• **Problem**
Where does the word "Volatility" show up in the records? Copy every line that holds it.

• **Excerpted records**
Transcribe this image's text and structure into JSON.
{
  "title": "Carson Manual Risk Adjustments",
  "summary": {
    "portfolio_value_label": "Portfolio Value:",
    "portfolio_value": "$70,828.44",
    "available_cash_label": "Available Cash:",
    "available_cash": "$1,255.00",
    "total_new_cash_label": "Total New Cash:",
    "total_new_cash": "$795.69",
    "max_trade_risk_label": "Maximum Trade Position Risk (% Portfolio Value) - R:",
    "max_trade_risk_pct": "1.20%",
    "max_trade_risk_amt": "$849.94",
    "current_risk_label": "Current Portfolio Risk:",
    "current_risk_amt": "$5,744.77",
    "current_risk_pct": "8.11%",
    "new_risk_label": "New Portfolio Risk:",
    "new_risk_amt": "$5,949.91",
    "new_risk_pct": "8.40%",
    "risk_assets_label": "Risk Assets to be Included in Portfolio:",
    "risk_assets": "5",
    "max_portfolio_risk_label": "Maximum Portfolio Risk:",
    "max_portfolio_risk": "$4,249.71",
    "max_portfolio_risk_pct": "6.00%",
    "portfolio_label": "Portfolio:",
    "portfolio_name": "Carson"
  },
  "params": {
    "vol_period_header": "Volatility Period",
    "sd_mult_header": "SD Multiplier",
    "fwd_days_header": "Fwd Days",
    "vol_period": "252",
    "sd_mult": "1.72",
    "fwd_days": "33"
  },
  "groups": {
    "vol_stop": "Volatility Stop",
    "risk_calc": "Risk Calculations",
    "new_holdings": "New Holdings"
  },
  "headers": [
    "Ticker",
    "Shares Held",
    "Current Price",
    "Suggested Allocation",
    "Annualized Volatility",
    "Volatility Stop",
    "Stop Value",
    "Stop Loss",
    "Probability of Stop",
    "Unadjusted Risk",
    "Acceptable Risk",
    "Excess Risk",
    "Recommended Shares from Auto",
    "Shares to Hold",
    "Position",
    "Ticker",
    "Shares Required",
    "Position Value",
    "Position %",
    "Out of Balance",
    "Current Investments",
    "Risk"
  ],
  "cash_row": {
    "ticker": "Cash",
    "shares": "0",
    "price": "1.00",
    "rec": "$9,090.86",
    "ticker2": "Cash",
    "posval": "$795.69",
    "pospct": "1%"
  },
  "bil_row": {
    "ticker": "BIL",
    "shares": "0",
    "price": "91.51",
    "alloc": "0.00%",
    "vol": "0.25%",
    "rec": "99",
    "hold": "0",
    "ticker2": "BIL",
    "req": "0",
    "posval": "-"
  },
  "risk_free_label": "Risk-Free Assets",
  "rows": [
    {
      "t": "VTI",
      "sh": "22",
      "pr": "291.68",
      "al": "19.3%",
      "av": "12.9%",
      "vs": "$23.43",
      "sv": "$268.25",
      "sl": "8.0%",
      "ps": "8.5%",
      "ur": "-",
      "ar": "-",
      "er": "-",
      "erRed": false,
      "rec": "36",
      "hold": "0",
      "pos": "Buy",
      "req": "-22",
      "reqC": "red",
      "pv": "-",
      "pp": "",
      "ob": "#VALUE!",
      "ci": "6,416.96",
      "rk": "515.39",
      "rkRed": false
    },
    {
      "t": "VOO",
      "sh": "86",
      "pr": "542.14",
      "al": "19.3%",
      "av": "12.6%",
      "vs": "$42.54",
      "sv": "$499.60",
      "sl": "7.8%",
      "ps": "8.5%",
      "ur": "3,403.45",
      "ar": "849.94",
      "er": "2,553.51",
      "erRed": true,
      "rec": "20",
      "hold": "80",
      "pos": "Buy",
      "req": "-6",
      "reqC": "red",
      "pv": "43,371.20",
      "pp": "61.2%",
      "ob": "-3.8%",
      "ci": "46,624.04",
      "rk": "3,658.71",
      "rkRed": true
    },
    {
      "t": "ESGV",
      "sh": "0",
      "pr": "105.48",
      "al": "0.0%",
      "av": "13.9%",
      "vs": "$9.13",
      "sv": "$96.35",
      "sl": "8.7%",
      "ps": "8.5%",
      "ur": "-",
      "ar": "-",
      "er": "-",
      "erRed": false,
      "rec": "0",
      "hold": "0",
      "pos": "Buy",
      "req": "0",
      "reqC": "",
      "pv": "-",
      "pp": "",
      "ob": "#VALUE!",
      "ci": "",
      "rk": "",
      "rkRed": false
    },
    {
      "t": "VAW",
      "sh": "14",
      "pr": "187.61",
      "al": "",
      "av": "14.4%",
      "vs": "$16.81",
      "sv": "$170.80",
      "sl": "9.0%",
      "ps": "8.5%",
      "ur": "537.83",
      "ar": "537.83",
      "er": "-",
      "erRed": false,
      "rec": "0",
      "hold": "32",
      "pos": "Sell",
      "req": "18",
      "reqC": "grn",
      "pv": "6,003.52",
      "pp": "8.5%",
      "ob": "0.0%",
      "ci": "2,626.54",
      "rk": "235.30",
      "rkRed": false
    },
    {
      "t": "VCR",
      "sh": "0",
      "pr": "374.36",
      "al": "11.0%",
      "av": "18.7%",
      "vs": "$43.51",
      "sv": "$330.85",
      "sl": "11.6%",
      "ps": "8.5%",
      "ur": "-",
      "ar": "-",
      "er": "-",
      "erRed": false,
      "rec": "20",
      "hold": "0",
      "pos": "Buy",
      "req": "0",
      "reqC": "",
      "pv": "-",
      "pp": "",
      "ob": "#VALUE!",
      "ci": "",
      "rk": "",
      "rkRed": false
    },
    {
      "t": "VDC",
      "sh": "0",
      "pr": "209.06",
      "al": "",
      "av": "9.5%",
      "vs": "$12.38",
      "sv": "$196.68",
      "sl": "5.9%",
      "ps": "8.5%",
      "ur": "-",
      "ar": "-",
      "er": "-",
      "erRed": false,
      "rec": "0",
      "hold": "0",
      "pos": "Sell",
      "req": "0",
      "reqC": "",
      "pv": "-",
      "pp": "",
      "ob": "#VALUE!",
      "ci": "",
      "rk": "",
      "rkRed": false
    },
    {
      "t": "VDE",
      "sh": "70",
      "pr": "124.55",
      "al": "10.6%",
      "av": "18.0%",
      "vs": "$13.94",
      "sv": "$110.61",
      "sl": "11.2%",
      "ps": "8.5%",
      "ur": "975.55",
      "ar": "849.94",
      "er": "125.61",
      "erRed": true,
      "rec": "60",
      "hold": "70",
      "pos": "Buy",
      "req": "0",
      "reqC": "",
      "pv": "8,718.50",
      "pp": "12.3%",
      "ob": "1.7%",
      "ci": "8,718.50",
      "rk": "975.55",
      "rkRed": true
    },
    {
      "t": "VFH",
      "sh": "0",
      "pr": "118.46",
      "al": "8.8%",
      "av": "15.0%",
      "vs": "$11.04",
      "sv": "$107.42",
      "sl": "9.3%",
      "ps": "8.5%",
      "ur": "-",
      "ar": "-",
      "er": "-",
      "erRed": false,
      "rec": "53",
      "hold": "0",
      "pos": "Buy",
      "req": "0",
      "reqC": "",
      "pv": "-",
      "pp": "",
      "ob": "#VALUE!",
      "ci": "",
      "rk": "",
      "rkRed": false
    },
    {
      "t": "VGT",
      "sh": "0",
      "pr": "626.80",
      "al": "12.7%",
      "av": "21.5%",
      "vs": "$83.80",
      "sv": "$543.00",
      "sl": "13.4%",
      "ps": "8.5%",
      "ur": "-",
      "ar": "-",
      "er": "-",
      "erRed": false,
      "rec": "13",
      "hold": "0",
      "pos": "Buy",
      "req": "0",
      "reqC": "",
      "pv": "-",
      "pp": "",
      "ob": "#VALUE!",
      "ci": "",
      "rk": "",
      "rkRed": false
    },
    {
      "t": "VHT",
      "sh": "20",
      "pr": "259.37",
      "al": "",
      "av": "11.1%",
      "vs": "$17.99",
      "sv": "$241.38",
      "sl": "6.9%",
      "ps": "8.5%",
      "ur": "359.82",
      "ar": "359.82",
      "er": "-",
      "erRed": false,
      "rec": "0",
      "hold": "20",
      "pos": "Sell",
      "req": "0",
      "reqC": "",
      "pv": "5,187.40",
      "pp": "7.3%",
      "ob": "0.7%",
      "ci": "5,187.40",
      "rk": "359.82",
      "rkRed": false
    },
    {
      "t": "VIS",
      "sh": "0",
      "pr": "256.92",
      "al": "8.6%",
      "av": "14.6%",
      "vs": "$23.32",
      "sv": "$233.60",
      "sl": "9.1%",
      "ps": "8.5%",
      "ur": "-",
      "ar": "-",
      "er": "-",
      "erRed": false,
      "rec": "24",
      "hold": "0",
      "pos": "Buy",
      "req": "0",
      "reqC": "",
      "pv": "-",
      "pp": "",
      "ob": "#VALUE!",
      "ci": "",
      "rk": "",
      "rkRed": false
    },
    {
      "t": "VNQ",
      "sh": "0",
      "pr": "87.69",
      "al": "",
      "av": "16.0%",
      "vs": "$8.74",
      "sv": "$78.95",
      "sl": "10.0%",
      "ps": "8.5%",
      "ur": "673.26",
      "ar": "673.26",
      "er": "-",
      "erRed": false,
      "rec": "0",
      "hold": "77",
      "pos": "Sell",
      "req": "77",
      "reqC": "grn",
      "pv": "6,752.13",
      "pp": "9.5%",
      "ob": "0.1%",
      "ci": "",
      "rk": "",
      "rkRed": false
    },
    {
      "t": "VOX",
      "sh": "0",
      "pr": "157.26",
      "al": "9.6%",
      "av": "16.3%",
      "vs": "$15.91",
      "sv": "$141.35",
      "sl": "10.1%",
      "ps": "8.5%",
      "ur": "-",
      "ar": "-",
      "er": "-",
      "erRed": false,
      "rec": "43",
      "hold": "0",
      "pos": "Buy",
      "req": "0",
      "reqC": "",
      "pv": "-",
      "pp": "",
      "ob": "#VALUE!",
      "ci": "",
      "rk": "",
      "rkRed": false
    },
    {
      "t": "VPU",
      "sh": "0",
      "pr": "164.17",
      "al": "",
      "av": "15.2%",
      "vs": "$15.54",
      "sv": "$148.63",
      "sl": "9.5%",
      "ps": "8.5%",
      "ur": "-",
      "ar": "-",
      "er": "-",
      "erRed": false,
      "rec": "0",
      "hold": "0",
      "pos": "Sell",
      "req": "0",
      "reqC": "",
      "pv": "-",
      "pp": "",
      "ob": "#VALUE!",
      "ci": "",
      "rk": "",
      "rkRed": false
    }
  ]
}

• **Answer**
    "vol_period_header": "Volatility Period",
    "vol_stop": "Volatility Stop",
    "Annualized Volatility",
    "Volatility Stop",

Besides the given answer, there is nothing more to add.